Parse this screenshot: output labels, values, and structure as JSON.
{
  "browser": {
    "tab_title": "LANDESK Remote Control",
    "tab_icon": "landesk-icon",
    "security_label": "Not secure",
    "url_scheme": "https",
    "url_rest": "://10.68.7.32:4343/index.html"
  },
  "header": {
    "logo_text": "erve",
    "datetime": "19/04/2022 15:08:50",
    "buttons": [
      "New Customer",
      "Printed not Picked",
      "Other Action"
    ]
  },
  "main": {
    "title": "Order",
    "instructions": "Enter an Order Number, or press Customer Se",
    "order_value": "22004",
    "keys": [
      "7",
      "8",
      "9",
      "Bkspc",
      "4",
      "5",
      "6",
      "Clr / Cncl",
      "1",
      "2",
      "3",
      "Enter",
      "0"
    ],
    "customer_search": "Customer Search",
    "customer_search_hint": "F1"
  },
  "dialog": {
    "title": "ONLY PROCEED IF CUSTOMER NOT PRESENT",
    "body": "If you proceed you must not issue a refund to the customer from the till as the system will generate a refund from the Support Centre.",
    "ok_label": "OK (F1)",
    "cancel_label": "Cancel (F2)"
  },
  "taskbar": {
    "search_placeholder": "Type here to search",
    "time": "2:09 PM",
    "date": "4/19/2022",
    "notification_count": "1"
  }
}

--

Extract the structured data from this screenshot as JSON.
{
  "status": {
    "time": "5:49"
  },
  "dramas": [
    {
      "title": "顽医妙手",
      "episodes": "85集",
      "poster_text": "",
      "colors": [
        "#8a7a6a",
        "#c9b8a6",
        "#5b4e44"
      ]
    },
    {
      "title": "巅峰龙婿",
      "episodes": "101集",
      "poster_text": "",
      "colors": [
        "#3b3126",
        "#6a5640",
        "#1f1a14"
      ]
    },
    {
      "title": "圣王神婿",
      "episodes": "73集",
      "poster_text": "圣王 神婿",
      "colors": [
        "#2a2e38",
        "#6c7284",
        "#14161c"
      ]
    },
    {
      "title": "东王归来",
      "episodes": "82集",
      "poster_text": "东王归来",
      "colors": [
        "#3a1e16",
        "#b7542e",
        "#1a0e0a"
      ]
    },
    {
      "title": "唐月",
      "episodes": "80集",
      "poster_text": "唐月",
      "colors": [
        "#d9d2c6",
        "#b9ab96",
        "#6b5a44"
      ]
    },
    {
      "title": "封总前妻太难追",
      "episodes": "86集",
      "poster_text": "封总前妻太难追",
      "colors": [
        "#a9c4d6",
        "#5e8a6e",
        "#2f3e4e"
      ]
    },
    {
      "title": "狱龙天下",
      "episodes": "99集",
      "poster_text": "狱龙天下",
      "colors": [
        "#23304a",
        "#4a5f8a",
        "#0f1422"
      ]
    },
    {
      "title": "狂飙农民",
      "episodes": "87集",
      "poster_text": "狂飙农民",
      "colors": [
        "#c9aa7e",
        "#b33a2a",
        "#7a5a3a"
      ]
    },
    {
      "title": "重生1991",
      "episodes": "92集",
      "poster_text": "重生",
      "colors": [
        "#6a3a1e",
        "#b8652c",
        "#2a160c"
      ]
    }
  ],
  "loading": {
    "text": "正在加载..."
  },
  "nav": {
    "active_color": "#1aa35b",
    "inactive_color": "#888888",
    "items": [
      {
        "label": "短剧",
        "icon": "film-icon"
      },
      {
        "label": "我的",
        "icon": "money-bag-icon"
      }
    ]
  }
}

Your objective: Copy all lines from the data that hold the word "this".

Solved exercise:
Parse this screenshot: output labels, values, and structure as JSON.
Extract the structured data from this screenshot as JSON.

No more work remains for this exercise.